"Launched at Evelina London in October 2018, our rainbow NHS badges, uniting the strong visual symbols of the NHS logo and the Pride Flag, are intended to send a strong message of support to LGBT+ people and families that our hospital is an open and inclusive place, that we see them, that we understand their needs, and that we are here to listen and support them. Sadly we know many LGBT+ people still face challenges and unhealthy attitudes when accessing NHS healthcare across the UK. As a result LGBT+ people are at risk of poorer health outcomes compared to non-LGBT+ people. NHS staff who choose to sign up to the project and wear a badge commit to understanding the specific healthcare needs of LGBT+ people, the challenges they can face, and to accept the responsibility of being a part of the solution to make things better.
There’s more than enough room for rainbows and the Pride Flag to exist side by side, but it’s important to make the distinction between the two.
The rainbow has long been a positive symbol of hope, and it’s been brilliant to see it used to send messages of support to NHS staff during the pandemic, including some really creative rainbows from some of our patients and families here at Evelina London. During some very challenging times, the rainbows have helped put smiles on the faces of many NHS staff, reminding us storms eventually pass and better days will come again.
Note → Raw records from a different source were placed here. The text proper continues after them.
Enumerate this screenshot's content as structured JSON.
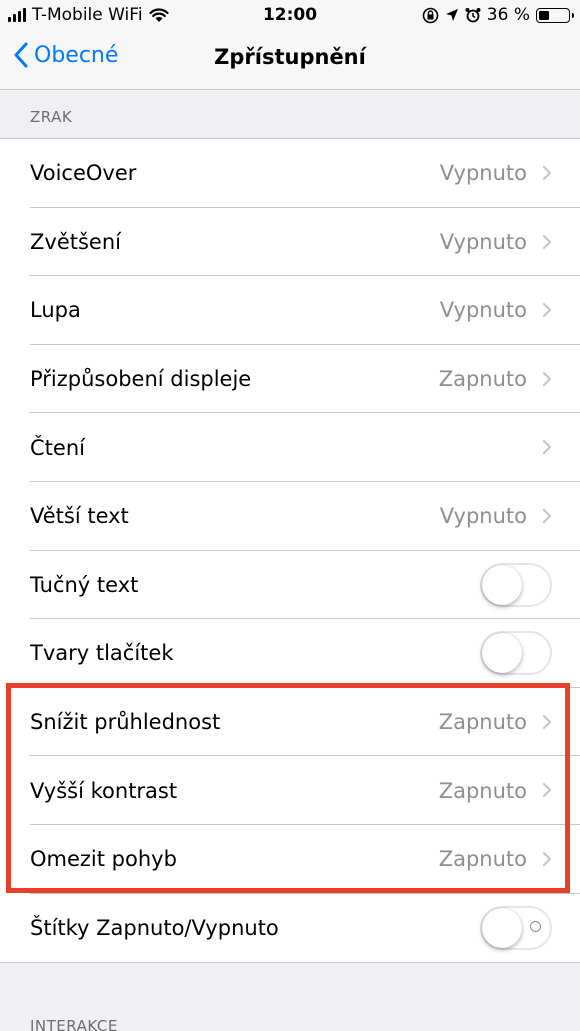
{
  "status_bar": {
    "carrier": "T-Mobile WiFi",
    "time": "12:00",
    "battery_percent": "36 %",
    "battery_level": 0.36
  },
  "nav": {
    "back_label": "Obecné",
    "title": "Zpřístupnění"
  },
  "sections": {
    "vision_header": "ZRAK",
    "interaction_header": "INTERAKCE"
  },
  "rows": [
    {
      "label": "VoiceOver",
      "value": "Vypnuto",
      "type": "disclosure"
    },
    {
      "label": "Zvětšení",
      "value": "Vypnuto",
      "type": "disclosure"
    },
    {
      "label": "Lupa",
      "value": "Vypnuto",
      "type": "disclosure"
    },
    {
      "label": "Přizpůsobení displeje",
      "value": "Zapnuto",
      "type": "disclosure"
    },
    {
      "label": "Čtení",
      "value": "",
      "type": "disclosure"
    },
    {
      "label": "Větší text",
      "value": "Vypnuto",
      "type": "disclosure"
    },
    {
      "label": "Tučný text",
      "value": "",
      "type": "toggle",
      "on": false
    },
    {
      "label": "Tvary tlačítek",
      "value": "",
      "type": "toggle",
      "on": false
    },
    {
      "label": "Snížit průhlednost",
      "value": "Zapnuto",
      "type": "disclosure"
    },
    {
      "label": "Vyšší kontrast",
      "value": "Zapnuto",
      "type": "disclosure"
    },
    {
      "label": "Omezit pohyb",
      "value": "Zapnuto",
      "type": "disclosure"
    },
    {
      "label": "Štítky Zapnuto/Vypnuto",
      "value": "",
      "type": "toggle",
      "on": false
    }
  ],
  "colors": {
    "accent": "#007aff",
    "highlight": "#e8402b",
    "secondary_text": "#8e8e93"
  }
}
I think there’s more than enough room for rainbows and the Pride Flag to exist side by side, but I do think it’s important to make the distinction between the two.
The rainbow’s positive associations, as a natural image of beauty, hope and inclusivity, were one reason Gilbert Baker used it as a starting point when he designed the original Pride Flag in 1978, to create a new symbol for the LGBT+ community. His now iconic eventual design adapted the rainbow’s seven curves of colour into six bold stripes and, over the last 40 years, has become a rallying symbol universally recognised as being associated with the LGBT+ community, a symbol of strength, solidarity, protest, pride and safety, used both in celebration and defiance.
The Pride Flag means a lot to our community, so seeing the specific Pride Flag being branded as a 'thank you NHS' flag, without reference to LGBT+ people has got some people worried. That’s especially because 'rainbow washing,' where big companies drape themselves in the Pride Flag during Pride Month but without necessarily a meaningful commitment to LGBT+ rights or issues, has become an increasing problem. When symbols are used carelessly it can risk diluting what the symbol is meant to stand for.
It gives us the opportunity then - especially in Pride Month! – to remind and educate people that the Pride Flag isn’t just a pretty image, but a symbol of LGBT+ history, power and community. The rights it now represents have been hard fought for and, for many of our LGBT+ family, both within the UK and across the world, those rights are still not fully achieved. For our project, it lets us re-emphasise why something like our badges are needed in the first place, what they represent when worn by NHS staff, and what still needs to be done to continue to make things better for LGBT+ people in this country.
Rightly, where the Pride Flag has been appropriated in generic ways that has been called out and corrected. As a result, I think people without that personal connection to the Pride Flag perhaps understand a bit better why it means so much to us. Rainbows are always going to make me smile but, as a gay man, the Pride Flag reminds me that I am not alone, that I am part of an LGBT+ community that stretches across history and continents, and that together we will continue to make things better for us all. Happy Pride!"
Contributions from Rowena Henley.